▶ _Source information_
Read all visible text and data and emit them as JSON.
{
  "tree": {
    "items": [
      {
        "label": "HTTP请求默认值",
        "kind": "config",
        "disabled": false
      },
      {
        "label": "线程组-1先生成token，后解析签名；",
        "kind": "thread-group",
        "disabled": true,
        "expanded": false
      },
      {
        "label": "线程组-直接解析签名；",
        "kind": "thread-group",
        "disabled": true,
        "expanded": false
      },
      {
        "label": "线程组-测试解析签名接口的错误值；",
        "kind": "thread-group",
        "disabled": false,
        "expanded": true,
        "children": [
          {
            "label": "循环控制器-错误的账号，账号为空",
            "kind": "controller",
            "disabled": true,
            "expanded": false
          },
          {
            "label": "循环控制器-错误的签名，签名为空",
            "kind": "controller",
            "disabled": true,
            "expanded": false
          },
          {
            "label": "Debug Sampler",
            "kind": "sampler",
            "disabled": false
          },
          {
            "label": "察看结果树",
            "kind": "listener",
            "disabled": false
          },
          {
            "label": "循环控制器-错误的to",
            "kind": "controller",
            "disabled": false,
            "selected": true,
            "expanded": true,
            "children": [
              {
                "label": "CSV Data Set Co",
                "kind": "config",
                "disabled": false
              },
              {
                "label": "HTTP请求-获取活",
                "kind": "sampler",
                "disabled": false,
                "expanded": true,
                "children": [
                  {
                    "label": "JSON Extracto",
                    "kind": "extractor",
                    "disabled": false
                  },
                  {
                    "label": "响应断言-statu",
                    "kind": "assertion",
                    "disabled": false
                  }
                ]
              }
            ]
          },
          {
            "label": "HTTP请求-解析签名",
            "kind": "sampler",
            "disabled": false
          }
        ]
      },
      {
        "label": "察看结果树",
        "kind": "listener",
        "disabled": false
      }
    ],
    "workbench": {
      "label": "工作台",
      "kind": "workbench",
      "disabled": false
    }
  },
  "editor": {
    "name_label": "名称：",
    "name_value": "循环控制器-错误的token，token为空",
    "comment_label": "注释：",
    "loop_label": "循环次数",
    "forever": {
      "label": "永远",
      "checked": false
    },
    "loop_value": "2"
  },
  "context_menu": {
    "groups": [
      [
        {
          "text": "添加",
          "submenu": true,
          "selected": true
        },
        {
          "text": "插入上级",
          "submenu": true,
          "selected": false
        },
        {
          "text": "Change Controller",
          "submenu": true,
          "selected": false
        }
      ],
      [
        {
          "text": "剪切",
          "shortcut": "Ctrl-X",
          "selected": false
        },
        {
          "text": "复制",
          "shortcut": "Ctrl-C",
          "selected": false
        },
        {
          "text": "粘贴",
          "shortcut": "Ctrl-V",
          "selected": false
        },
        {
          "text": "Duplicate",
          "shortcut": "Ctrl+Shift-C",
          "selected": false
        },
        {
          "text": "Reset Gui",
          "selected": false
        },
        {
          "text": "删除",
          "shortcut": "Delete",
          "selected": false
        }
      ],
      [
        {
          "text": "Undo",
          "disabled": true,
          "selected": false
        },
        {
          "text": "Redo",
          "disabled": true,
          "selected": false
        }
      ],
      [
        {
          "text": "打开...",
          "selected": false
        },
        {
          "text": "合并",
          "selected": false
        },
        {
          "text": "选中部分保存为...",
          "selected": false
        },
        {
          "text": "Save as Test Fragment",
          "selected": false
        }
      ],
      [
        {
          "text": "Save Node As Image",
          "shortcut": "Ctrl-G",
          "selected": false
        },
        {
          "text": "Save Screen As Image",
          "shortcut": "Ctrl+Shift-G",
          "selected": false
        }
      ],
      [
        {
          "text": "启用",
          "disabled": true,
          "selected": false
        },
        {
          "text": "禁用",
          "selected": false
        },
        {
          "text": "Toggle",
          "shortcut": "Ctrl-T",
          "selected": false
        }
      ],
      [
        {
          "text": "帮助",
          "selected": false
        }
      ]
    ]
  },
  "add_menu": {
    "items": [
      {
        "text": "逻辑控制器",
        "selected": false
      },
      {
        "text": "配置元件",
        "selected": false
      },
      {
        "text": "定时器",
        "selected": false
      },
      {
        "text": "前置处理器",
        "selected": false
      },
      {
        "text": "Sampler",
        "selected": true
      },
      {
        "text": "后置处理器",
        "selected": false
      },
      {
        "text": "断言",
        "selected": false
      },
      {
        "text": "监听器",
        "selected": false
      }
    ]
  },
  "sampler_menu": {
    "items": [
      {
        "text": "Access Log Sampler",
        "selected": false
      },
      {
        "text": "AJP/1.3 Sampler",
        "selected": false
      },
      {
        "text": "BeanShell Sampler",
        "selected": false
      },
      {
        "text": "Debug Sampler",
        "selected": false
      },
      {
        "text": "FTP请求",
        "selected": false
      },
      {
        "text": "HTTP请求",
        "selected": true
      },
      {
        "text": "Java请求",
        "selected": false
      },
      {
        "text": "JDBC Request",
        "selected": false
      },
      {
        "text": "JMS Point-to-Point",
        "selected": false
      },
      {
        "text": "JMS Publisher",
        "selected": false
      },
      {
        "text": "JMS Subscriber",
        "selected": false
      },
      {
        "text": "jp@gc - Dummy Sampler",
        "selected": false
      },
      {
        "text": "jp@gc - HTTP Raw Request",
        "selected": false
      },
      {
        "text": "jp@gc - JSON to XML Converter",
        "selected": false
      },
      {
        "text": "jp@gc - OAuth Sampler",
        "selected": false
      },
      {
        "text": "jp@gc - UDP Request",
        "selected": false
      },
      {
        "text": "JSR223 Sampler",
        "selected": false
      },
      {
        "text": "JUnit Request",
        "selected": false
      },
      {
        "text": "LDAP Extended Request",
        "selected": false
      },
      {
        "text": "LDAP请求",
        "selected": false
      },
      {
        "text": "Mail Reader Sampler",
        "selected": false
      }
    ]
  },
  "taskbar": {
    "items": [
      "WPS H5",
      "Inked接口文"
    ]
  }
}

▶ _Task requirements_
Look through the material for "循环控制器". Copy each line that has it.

▶ _Worked solution_
            "label": "循环控制器-错误的账号，账号为空",
            "label": "循环控制器-错误的签名，签名为空",
            "label": "循环控制器-错误的to",
    "name_value": "循环控制器-错误的token，token为空",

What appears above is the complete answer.